- Task requirements:
Would you return every line of the listing below that has "https" in it?
═══
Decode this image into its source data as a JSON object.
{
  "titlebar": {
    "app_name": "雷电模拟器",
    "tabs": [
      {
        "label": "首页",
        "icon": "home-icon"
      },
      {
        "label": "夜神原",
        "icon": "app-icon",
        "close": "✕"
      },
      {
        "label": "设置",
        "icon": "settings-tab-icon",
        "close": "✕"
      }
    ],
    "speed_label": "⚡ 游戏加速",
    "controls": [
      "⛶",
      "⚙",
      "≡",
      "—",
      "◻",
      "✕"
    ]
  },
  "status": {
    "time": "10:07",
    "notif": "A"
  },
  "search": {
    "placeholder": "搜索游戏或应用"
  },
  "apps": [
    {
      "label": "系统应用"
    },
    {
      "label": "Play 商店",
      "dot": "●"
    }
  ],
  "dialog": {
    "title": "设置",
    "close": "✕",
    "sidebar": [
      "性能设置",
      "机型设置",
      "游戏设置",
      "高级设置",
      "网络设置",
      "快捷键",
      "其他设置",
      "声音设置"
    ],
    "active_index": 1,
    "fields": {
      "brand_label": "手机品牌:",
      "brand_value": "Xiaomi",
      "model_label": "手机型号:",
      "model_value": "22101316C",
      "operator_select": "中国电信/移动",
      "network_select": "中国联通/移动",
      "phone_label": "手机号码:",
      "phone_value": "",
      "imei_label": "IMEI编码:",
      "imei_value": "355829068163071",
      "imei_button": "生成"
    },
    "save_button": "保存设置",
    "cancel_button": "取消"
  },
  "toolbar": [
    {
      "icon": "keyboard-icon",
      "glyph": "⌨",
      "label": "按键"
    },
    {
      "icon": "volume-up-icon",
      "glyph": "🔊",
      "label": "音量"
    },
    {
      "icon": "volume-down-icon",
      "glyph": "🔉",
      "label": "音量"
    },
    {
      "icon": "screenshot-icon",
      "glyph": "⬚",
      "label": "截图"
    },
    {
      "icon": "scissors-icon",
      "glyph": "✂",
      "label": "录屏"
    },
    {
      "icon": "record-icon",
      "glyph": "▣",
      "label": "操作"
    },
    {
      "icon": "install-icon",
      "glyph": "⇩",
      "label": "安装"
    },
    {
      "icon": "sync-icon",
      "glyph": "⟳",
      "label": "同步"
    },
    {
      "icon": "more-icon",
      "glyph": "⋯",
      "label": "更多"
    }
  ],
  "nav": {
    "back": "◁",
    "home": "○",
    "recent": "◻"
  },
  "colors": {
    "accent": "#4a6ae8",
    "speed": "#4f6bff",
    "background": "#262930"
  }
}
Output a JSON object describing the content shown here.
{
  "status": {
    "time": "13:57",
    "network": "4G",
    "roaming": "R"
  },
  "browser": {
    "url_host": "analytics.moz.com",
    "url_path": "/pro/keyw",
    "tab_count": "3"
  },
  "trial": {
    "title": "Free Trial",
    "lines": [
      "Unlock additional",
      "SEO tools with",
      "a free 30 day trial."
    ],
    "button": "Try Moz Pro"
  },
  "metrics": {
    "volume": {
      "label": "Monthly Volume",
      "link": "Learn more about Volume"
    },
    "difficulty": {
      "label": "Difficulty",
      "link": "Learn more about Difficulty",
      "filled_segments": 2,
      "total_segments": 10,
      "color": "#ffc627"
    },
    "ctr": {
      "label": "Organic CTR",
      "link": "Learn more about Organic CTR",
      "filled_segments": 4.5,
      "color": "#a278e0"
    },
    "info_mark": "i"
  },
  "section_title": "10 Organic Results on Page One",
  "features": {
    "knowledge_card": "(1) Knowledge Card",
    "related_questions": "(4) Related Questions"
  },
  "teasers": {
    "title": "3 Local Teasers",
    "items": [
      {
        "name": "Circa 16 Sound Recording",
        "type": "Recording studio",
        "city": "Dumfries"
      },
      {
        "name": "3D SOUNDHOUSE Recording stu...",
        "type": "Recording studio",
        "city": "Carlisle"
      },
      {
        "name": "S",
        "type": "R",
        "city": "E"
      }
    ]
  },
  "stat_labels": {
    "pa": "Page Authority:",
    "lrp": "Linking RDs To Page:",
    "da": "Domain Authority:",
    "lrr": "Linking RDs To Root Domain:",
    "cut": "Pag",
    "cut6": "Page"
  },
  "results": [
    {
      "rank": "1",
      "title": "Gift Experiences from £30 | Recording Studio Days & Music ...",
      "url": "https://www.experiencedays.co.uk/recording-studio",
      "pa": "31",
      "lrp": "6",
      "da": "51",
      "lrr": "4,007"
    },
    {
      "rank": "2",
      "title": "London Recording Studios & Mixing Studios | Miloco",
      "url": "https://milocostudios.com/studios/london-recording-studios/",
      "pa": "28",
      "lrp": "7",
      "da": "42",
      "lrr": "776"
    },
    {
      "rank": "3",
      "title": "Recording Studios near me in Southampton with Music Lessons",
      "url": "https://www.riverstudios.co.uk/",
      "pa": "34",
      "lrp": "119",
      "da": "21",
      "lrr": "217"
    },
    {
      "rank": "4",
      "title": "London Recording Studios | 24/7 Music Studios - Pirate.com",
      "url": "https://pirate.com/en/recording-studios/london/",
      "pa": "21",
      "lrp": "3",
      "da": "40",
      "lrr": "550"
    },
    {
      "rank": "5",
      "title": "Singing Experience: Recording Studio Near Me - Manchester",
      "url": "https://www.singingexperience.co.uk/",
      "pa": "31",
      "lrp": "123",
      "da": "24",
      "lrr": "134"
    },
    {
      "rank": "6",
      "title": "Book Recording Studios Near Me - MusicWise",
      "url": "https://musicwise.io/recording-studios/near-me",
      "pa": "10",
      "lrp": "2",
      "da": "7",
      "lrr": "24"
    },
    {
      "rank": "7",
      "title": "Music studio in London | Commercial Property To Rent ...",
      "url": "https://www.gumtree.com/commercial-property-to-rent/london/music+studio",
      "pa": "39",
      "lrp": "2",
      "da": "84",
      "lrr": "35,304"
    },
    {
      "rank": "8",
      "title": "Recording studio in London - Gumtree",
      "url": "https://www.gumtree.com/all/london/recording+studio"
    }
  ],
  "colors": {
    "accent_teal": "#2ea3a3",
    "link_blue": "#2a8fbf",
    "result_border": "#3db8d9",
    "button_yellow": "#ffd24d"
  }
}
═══
- Response to the task:
      "url": "https://www.experiencedays.co.uk/recording-studio",
      "url": "https://milocostudios.com/studios/london-recording-studios/",
      "url": "https://www.riverstudios.co.uk/",
      "url": "https://pirate.com/en/recording-studios/london/",
      "url": "https://www.singingexperience.co.uk/",
      "url": "https://musicwise.io/recording-studios/near-me",
      "url": "https://www.gumtree.com/commercial-property-to-rent/london/music+studio",
      "url": "https://www.gumtree.com/all/london/recording+studio"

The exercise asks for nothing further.